The Landlord is densely plotted, juggling two major stories at once, and although the demon/vampire strands never meet (to my disappointment), I think that the point of the film is simply to portray the lives of a brother and sister who are unfortunately cursed thanks to the idiotic actions of their devil-worshipping parents (sins of the fathers and all that). They’re stuck in two worlds – the real one and world of monsters – which have been merged into this rather absurd universe. That makes for a lot of good comedy, including one funny bit in a run down hotel, and some witty interplay between the two leads Dziak and Barkhordar. There’s a weird scene where Rabisu is eating the brains of a disembodied head like he’s eating cereal, and Tyler is trying to get him to open a portal to hell to dispose of bodies (“It’s a portal to hell, not a garbage chute!” / “Do you read ancient Sumerian? Didn’t think so!” / “Stop making fun of hell!”). There’s a running gag where poor Donna, (runaway from a Southern town somewhere) ends up in the wrong places due to her naivety- trying to rent a room in a hourly-rate dump with an internet coupon, and then showing up at a religious family planning center for an abortion). Standout performances come from Barkhordar and Courvais; Barkhordar plays Rabisu with the right notes – he’s really a nice guy who just happens to be a demon (a funny scene has him ordering a food hydrator from TV to make humans easier to eat); Courvais gives a multi-layered performance as Tyler’s sister Amy – she’s almost like an uncontrollable demon herself, a loose cannon, but tough and sexy.
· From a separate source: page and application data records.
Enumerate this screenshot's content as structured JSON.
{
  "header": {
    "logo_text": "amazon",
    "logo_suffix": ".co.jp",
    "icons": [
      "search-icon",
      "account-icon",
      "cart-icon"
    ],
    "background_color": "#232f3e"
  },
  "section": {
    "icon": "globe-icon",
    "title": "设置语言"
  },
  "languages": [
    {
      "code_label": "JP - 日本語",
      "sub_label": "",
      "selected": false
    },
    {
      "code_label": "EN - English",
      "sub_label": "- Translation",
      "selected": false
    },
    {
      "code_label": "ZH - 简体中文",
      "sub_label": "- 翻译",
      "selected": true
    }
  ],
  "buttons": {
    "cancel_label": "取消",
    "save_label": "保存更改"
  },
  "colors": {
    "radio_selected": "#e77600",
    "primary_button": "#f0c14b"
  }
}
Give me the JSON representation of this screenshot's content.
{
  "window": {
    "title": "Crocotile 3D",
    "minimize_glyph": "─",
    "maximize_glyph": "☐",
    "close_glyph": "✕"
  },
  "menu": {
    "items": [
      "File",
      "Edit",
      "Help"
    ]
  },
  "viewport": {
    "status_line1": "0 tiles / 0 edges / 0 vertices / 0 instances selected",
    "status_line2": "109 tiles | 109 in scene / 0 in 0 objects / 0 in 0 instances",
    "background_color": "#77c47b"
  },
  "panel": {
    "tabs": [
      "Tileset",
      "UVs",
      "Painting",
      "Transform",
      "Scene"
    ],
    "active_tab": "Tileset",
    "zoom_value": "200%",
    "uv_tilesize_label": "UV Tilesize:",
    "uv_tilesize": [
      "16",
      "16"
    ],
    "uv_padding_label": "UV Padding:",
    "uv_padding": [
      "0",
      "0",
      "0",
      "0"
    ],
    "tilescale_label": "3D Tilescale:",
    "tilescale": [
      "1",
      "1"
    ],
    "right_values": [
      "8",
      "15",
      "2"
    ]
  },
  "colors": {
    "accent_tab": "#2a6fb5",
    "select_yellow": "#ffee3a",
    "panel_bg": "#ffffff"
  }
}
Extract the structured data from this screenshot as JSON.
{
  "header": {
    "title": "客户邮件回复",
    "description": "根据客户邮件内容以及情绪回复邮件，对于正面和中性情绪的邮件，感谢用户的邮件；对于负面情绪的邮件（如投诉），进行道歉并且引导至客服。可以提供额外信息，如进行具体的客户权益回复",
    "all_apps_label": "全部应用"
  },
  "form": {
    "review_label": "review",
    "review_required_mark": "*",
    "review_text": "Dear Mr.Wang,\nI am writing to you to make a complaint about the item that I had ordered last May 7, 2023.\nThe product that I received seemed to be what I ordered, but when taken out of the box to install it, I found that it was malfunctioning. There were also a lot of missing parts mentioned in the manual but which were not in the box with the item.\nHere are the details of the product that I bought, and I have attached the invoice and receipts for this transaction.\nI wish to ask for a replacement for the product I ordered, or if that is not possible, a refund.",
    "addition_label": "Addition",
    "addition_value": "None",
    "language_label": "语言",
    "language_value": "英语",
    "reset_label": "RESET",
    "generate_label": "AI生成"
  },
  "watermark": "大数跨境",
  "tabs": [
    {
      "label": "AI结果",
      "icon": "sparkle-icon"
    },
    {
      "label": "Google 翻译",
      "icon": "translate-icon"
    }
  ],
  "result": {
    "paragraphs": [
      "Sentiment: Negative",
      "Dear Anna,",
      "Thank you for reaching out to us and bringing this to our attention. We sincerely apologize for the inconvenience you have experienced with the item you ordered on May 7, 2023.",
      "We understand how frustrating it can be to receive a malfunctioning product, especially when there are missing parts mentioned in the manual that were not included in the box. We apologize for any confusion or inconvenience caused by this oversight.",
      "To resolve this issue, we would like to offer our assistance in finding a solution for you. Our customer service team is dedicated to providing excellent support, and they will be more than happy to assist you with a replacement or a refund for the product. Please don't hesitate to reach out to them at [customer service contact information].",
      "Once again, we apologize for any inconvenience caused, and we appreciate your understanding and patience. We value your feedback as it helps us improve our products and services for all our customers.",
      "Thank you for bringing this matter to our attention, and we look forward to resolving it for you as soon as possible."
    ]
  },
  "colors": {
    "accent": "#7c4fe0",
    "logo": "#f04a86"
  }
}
It helps to view The Landlord in the right frame of mind – this isn’t a Hollywood production but an earnest indie flick made on spare change in the tradition of films like Basket Case, Street Trash, and The Blair Witch Project. Special effects are limited but strangely appropriate – the gore is low-budget but effective, and even the groovy psychdelic retro computer effects have a particular charm. Makeup effects won’t win any awards but they are adequate – in any case, the movie succeeds not on strength of visuals but on the energy of the performances and the wackiness of the plot (which, despite its trends toward irreverence, still can’t help but give its centerpiece apartment building a demise like a similar piece of real estate in Poltergeist). Maybe this is the kind of film Beetlejuice could have been, if Tim Burton didn’t feel like playing to family audiences. The Landlord is evidence of how budgetary constraints can help release creative energy.